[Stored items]
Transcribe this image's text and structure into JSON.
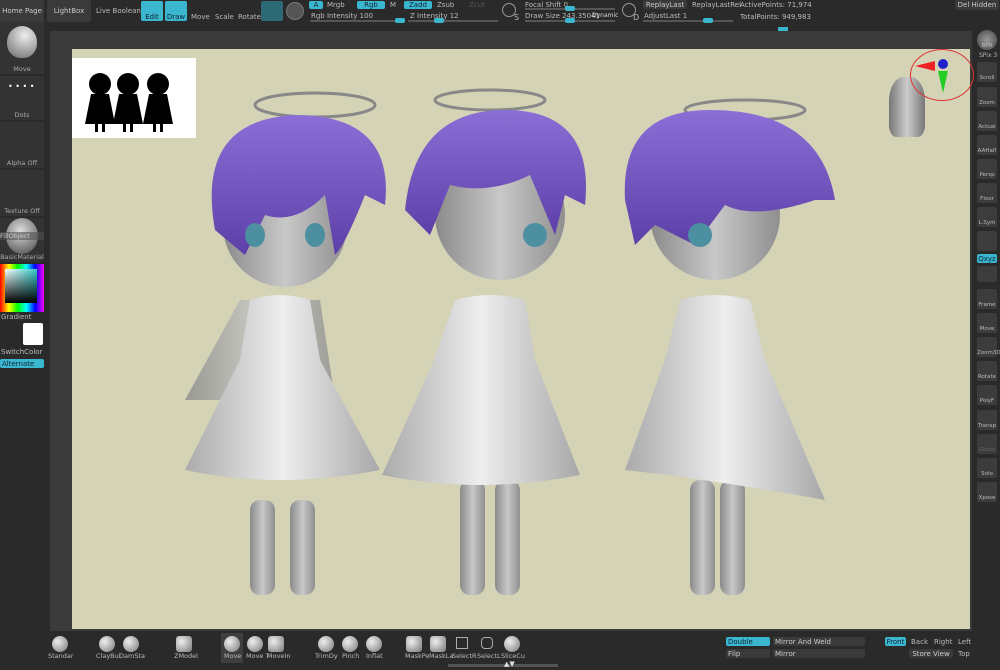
{
  "top": {
    "home_page": "Home Page",
    "lightbox": "LightBox",
    "live_boolean": "Live Boolean",
    "edit": "Edit",
    "draw": "Draw",
    "move": "Move",
    "scale": "Scale",
    "rotate": "Rotate",
    "a": "A",
    "mrgb": "Mrgb",
    "rgb": "Rgb",
    "m": "M",
    "zadd": "Zadd",
    "zsub": "Zsub",
    "zcut": "Zcut",
    "rgb_intensity": "Rgb Intensity 100",
    "z_intensity": "Z Intensity 12",
    "focal_shift": "Focal Shift 0",
    "draw_size": "Draw Size 243.35041",
    "dynamic": "Dynamic",
    "s": "S",
    "d": "D",
    "replay_last": "ReplayLast",
    "replay_last_rel": "ReplayLastRel",
    "adjust_last": "AdjustLast 1",
    "active_points": "ActivePoints: 71,974",
    "total_points": "TotalPoints: 949,983",
    "del_hidden": "Del Hidden",
    "rgb_intensity_value": 100,
    "z_intensity_value": 12
  },
  "left": {
    "brush": "Move",
    "stroke": "Dots",
    "alpha": "Alpha Off",
    "texture": "Texture Off",
    "fill_object": "FillObject",
    "material": "BasicMaterial",
    "gradient": "Gradient",
    "switch_color": "SwitchColor",
    "alternate": "Alternate"
  },
  "right": [
    "BPR",
    "SPix 3",
    "Scroll",
    "Zoom",
    "Actual",
    "AAHalf",
    "Persp",
    "Floor",
    "L.Sym",
    "",
    "Qxyz",
    "",
    "Frame",
    "Move",
    "Zoom3D",
    "Rotate",
    "PolyF",
    "Transp",
    "Ghost",
    "Solo",
    "Xpose"
  ],
  "bottom": {
    "brushes": [
      "Standar",
      "ClayBui",
      "DamSta",
      "ZModel",
      "Move",
      "Move T",
      "MoveIn",
      "TrimDy",
      "Pinch",
      "Inflat",
      "MaskPe",
      "MaskLa",
      "SelectR",
      "SelectL",
      "SliceCu"
    ],
    "double": "Double",
    "flip": "Flip",
    "mirror_weld": "Mirror And Weld",
    "mirror": "Mirror",
    "front": "Front",
    "back": "Back",
    "right": "Right",
    "left": "Left",
    "store_view": "Store View",
    "top": "Top"
  },
  "colors": {
    "accent": "#3ab7cf",
    "canvas": "#d5d3b6",
    "hair": "#7b5cc8",
    "dress": "#e6e6e6"
  }
}
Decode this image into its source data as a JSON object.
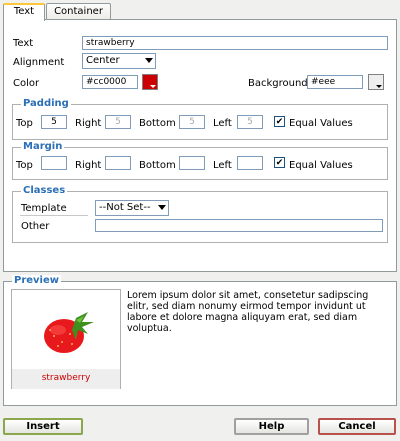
{
  "tabs": [
    {
      "label": "Text",
      "active": true
    },
    {
      "label": "Container",
      "active": false
    }
  ],
  "text_row": {
    "label": "Text",
    "value": "strawberry"
  },
  "alignment": {
    "label": "Alignment",
    "value": "Center"
  },
  "color": {
    "label": "Color",
    "value": "#cc0000",
    "swatch": "#cc0000"
  },
  "background": {
    "label": "Background",
    "value": "#eee"
  },
  "padding": {
    "legend": "Padding",
    "top_label": "Top",
    "top_value": "5",
    "right_label": "Right",
    "right_value": "5",
    "bottom_label": "Bottom",
    "bottom_value": "5",
    "left_label": "Left",
    "left_value": "5",
    "equal_label": "Equal Values"
  },
  "margin": {
    "legend": "Margin",
    "top_label": "Top",
    "right_label": "Right",
    "bottom_label": "Bottom",
    "left_label": "Left",
    "equal_label": "Equal Values"
  },
  "classes": {
    "legend": "Classes",
    "template_label": "Template",
    "template_value": "--Not Set--",
    "other_label": "Other"
  },
  "preview": {
    "legend": "Preview",
    "caption": "strawberry",
    "text": "Lorem ipsum dolor sit amet, consetetur sadipscing elitr, sed diam nonumy eirmod tempor invidunt ut labore et dolore magna aliquyam erat, sed diam voluptua."
  },
  "buttons": {
    "insert": "Insert",
    "help": "Help",
    "cancel": "Cancel"
  },
  "colors": {
    "accent_legend": "#2b6fb6",
    "caption_text": "#cc0000",
    "insert_border": "#8aa74e",
    "cancel_border": "#b8514c"
  }
}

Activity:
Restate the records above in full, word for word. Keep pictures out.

Solution to this task:
Transcribe this image's text and structure into JSON.
{
  "top": {
    "home_page": "Home Page",
    "lightbox": "LightBox",
    "live_boolean": "Live Boolean",
    "edit": "Edit",
    "draw": "Draw",
    "move": "Move",
    "scale": "Scale",
    "rotate": "Rotate",
    "a": "A",
    "mrgb": "Mrgb",
    "rgb": "Rgb",
    "m": "M",
    "zadd": "Zadd",
    "zsub": "Zsub",
    "zcut": "Zcut",
    "rgb_intensity": "Rgb Intensity 100",
    "z_intensity": "Z Intensity 12",
    "focal_shift": "Focal Shift 0",
    "draw_size": "Draw Size 243.35041",
    "dynamic": "Dynamic",
    "s": "S",
    "d": "D",
    "replay_last": "ReplayLast",
    "replay_last_rel": "ReplayLastRel",
    "adjust_last": "AdjustLast 1",
    "active_points": "ActivePoints: 71,974",
    "total_points": "TotalPoints: 949,983",
    "del_hidden": "Del Hidden",
    "rgb_intensity_value": 100,
    "z_intensity_value": 12
  },
  "left": {
    "brush": "Move",
    "stroke": "Dots",
    "alpha": "Alpha Off",
    "texture": "Texture Off",
    "fill_object": "FillObject",
    "material": "BasicMaterial",
    "gradient": "Gradient",
    "switch_color": "SwitchColor",
    "alternate": "Alternate"
  },
  "right": [
    "BPR",
    "SPix 3",
    "Scroll",
    "Zoom",
    "Actual",
    "AAHalf",
    "Persp",
    "Floor",
    "L.Sym",
    "",
    "Qxyz",
    "",
    "Frame",
    "Move",
    "Zoom3D",
    "Rotate",
    "PolyF",
    "Transp",
    "Ghost",
    "Solo",
    "Xpose"
  ],
  "bottom": {
    "brushes": [
      "Standar",
      "ClayBui",
      "DamSta",
      "ZModel",
      "Move",
      "Move T",
      "MoveIn",
      "TrimDy",
      "Pinch",
      "Inflat",
      "MaskPe",
      "MaskLa",
      "SelectR",
      "SelectL",
      "SliceCu"
    ],
    "double": "Double",
    "flip": "Flip",
    "mirror_weld": "Mirror And Weld",
    "mirror": "Mirror",
    "front": "Front",
    "back": "Back",
    "right": "Right",
    "left": "Left",
    "store_view": "Store View",
    "top": "Top"
  },
  "colors": {
    "accent": "#3ab7cf",
    "canvas": "#d5d3b6",
    "hair": "#7b5cc8",
    "dress": "#e6e6e6"
  }
}
Decode this image into its source data as a JSON object.
{
  "tabs": [
    {
      "label": "Text",
      "active": true
    },
    {
      "label": "Container",
      "active": false
    }
  ],
  "text_row": {
    "label": "Text",
    "value": "strawberry"
  },
  "alignment": {
    "label": "Alignment",
    "value": "Center"
  },
  "color": {
    "label": "Color",
    "value": "#cc0000",
    "swatch": "#cc0000"
  },
  "background": {
    "label": "Background",
    "value": "#eee"
  },
  "padding": {
    "legend": "Padding",
    "top_label": "Top",
    "top_value": "5",
    "right_label": "Right",
    "right_value": "5",
    "bottom_label": "Bottom",
    "bottom_value": "5",
    "left_label": "Left",
    "left_value": "5",
    "equal_label": "Equal Values"
  },
  "margin": {
    "legend": "Margin",
    "top_label": "Top",
    "right_label": "Right",
    "bottom_label": "Bottom",
    "left_label": "Left",
    "equal_label": "Equal Values"
  },
  "classes": {
    "legend": "Classes",
    "template_label": "Template",
    "template_value": "--Not Set--",
    "other_label": "Other"
  },
  "preview": {
    "legend": "Preview",
    "caption": "strawberry",
    "text": "Lorem ipsum dolor sit amet, consetetur sadipscing elitr, sed diam nonumy eirmod tempor invidunt ut labore et dolore magna aliquyam erat, sed diam voluptua."
  },
  "buttons": {
    "insert": "Insert",
    "help": "Help",
    "cancel": "Cancel"
  },
  "colors": {
    "accent_legend": "#2b6fb6",
    "caption_text": "#cc0000",
    "insert_border": "#8aa74e",
    "cancel_border": "#b8514c"
  }
}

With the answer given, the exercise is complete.